Organised speaking – Intro to R case study

In my iterative presentation design post I promised a case study. I thought I’d cover my most presented session Intro to R, in future called Knowing your Rs from your elbow courtesy of @FatherJack.

A brief history

Where I’ve been using R for the past couple of years and spent the first months struggling with it, I wanted to give a presentation that I would have wanted to see at the beginning. Not one about random bagging and a bunch of other stats but what are the best ways to do the fundamentals:

  • connecting to my database
  • performing data manipulations, summaries and updates
  • charting my data
  • producing reports

A few packages cover these awesomely and are much better than base R so whilst I was tackling a massive stats project, the things which took the time and stress were things I could have avoided with ease!

So my intro to R, takes people through the things I wish I’d been taken through thus making those first few months of R pleasant, happy times!

Version history

Here is the chronology of my presentation to date

  • 25/01/2014 – Initial prototype – Cardiff User Group
  • 22/03/2014 – 1st commit – SQLSaturday Exeter
  • 03/07/2014 – UAT – SQLMidlands user group
  • 19/07/2014 – Deployed to live – SQLBits
  • 25/08/2014 – Minor update – PASS BI VC
  • 13/10/2014 – Stress testing – SQLRelay
  • 20/01/2015 – Rewrite – London Business Analytics Group

Change log (date ascending order)

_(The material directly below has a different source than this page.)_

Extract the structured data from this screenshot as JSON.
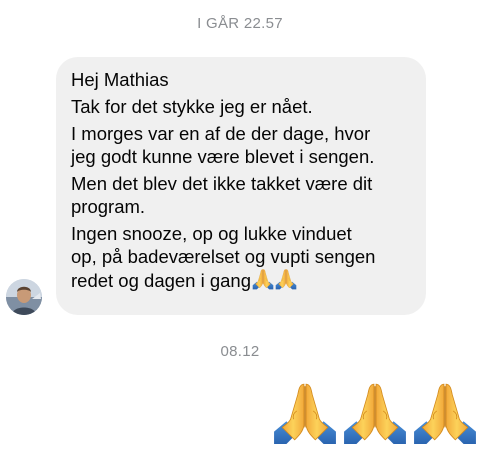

  1. My first major iteration was done in the R presentation format that Rstudio at the time – it was a markdownesque variant that produced a LaTeX slide deck. I included a number of not too great charts and primarily focused on why you should use it instead of some BI tools and outlining a lot off the features. 40 slides. Lots of people willing to give the R puns a go.
  2. My SQLMidlands iteration had a modular basis and used rmarkdown. It was a significantly trimmed presentation compared to the first version. By trying to cover less, I was able to spend more time doing the job of explaining how the code worked. Also 40 slides but had lots of white slides to give me an opportunity to pause and reflect with people.
  3. I trimmed still further for the SQLBits iteration post SQLMidlands, shoehorned in some crummy examples of joins at the last-minute, and made the charts much nicer. 33 slides. By far the most responsive audience to date!
  4. I didn’t really change much between Bits and my latest iteration – partly, it was good enough and I was busy, and partly because I wanted to practice my speaking on a known deck.
  5. My latest iteration had a significant overhaul. I rebuilt entirely from scratch, focusing on the “Scenario” and took people through things as a workflow. I cut out more extraneous stuff and focused on making the content bigger (part of the weaknesses identified during Relay) by splitting the code and the tables & charts. I also went for more reproducability and tried to push people to the Github repository to emphasise the play along nature of the task. 32 slides.

_I’m already starting to think of ways I can improve it further, and if you saw my session at the London Business Analytics group, why not let me know what you think I could improve?_